1. A robot may not injure a human being or, through inaction, allow a human being to come to harm.

2. A robot must obey orders given it by human beings except where such orders would conflict with the First Law.

3. A robot must protect its own existence as long as such protection does not conflict with the First or Second Law.

But often moral decisions are in the grey areas that lie beyond the rules.
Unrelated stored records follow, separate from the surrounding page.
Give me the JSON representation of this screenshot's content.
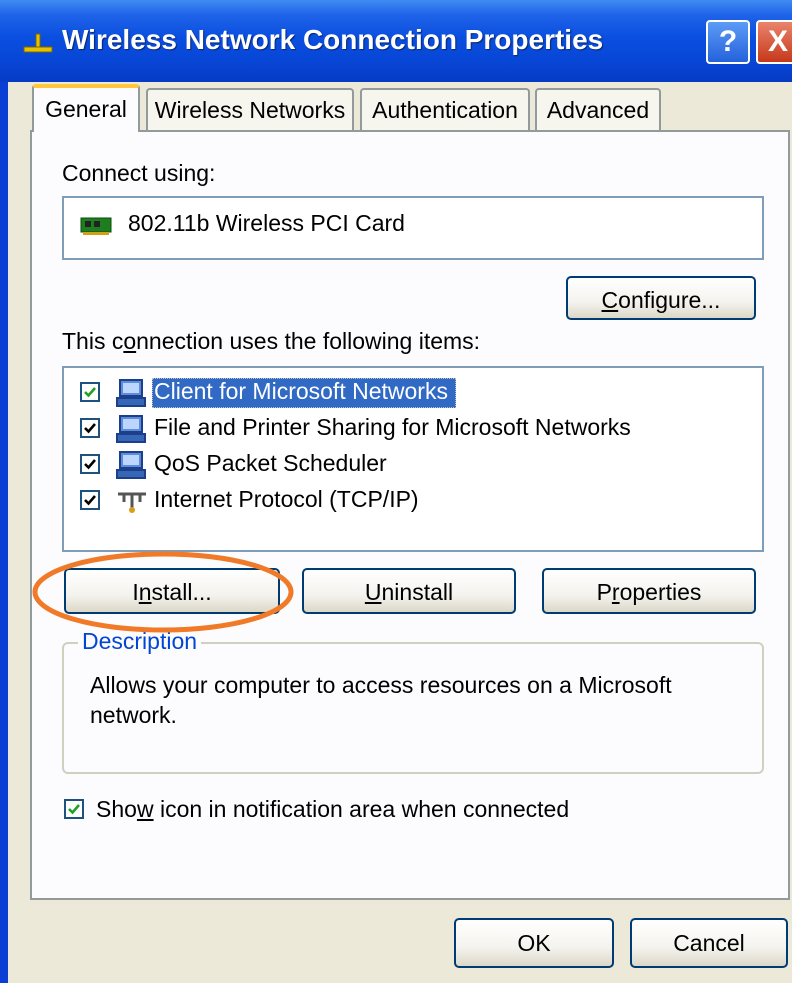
{
  "window": {
    "title": "Wireless Network Connection Properties",
    "help_glyph": "?",
    "close_glyph": "X"
  },
  "tabs": [
    {
      "label": "General",
      "active": true
    },
    {
      "label": "Wireless Networks",
      "active": false
    },
    {
      "label": "Authentication",
      "active": false
    },
    {
      "label": "Advanced",
      "active": false
    }
  ],
  "general": {
    "connect_using_label": "Connect using:",
    "adapter_name": "802.11b Wireless PCI Card",
    "configure": {
      "pre": "",
      "key": "C",
      "post": "onfigure..."
    },
    "items_label": {
      "pre": "This c",
      "key": "o",
      "post": "nnection uses the following items:"
    },
    "items": [
      {
        "label": "Client for Microsoft Networks",
        "checked": true,
        "selected": true,
        "icon": "network-client-icon"
      },
      {
        "label": "File and Printer Sharing for Microsoft Networks",
        "checked": true,
        "selected": false,
        "icon": "network-service-icon"
      },
      {
        "label": "QoS Packet Scheduler",
        "checked": true,
        "selected": false,
        "icon": "network-service-icon"
      },
      {
        "label": "Internet Protocol (TCP/IP)",
        "checked": true,
        "selected": false,
        "icon": "protocol-icon"
      }
    ],
    "install": {
      "pre": "I",
      "key": "n",
      "post": "stall..."
    },
    "uninstall": {
      "pre": "",
      "key": "U",
      "post": "ninstall"
    },
    "properties": {
      "pre": "P",
      "key": "r",
      "post": "operties"
    },
    "description_title": "Description",
    "description_text": "Allows your computer to access resources on a Microsoft network.",
    "show_icon": {
      "pre": "Sho",
      "key": "w",
      "post": " icon in notification area when connected",
      "checked": true
    }
  },
  "footer": {
    "ok": "OK",
    "cancel": "Cancel"
  },
  "colors": {
    "titlebar": "#0846d6",
    "dialog_face": "#ece9d8",
    "selection": "#316ac5",
    "annotation_circle": "#f07a28"
  }
}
So a better approach might be to let the computers and robots extrapolate appropriate moral principles, based on human input.

Whatever approach we use, we need to start working on this now as a society, because computers and algorithms are making more and more choices for us. Because it's part of our natural human tendency to avoid responsibility and download decision, to let someone, or something else, to decide for us.

Guests in this episode:

  • Josh Greene is the director of the Moral Cognition Lab in the Psychology Department at Harvard University.
  • Susan Anderson is Professor Emerita of Applied Ethics at the University of Connecticut.
  • Michael Anderson is a professor of Computer Science at the University of Hartford.
  • Jean-François Bonnefon is a psychologist with the French National Center for Scientific Research and teaches at the Toulouse School of Economics.
  • Wendell Wallach is an ethicist with Yale University's Interdisciplinary Center for Bioethics, and the co-author of Moral Machines.
  • Cathy O'Neil is the author of Weapons of Math Destruction: How Big Data Increases Inequality and Threatens Democracy and blogs at Mathbabe.

Further reading:

  • Moral Machines: Teaching Robots Right from Wrong by Wendell Wallach and Colin Allen, Oxford University Press, 2008.
  • Weapons of Math Destruction: How Big Data Increases Inequality and Threatens Democracy by Cathy O'Neil, Crown, 2016.

Related websites:

To decide how a self-driving car should operate in various emergencies, go to Moral Machine 

Watch EthEl, the health-care robot in action